Items from a data source:
▶
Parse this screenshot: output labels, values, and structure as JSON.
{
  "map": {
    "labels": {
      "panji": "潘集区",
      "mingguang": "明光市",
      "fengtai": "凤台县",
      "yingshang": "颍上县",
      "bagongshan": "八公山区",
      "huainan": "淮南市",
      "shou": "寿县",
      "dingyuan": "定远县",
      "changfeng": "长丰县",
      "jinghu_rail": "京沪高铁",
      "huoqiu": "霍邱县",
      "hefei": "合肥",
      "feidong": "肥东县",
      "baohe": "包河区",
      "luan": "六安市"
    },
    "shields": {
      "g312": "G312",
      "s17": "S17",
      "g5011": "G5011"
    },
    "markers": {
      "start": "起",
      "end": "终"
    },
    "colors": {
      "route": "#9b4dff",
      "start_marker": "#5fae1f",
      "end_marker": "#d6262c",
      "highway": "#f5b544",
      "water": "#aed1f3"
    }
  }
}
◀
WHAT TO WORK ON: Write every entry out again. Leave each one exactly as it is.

ANSWER SECTION:
Parse this screenshot: output labels, values, and structure as JSON.
{
  "map": {
    "labels": {
      "panji": "潘集区",
      "mingguang": "明光市",
      "fengtai": "凤台县",
      "yingshang": "颍上县",
      "bagongshan": "八公山区",
      "huainan": "淮南市",
      "shou": "寿县",
      "dingyuan": "定远县",
      "changfeng": "长丰县",
      "jinghu_rail": "京沪高铁",
      "huoqiu": "霍邱县",
      "hefei": "合肥",
      "feidong": "肥东县",
      "baohe": "包河区",
      "luan": "六安市"
    },
    "shields": {
      "g312": "G312",
      "s17": "S17",
      "g5011": "G5011"
    },
    "markers": {
      "start": "起",
      "end": "终"
    },
    "colors": {
      "route": "#9b4dff",
      "start_marker": "#5fae1f",
      "end_marker": "#d6262c",
      "highway": "#f5b544",
      "water": "#aed1f3"
    }
  }
}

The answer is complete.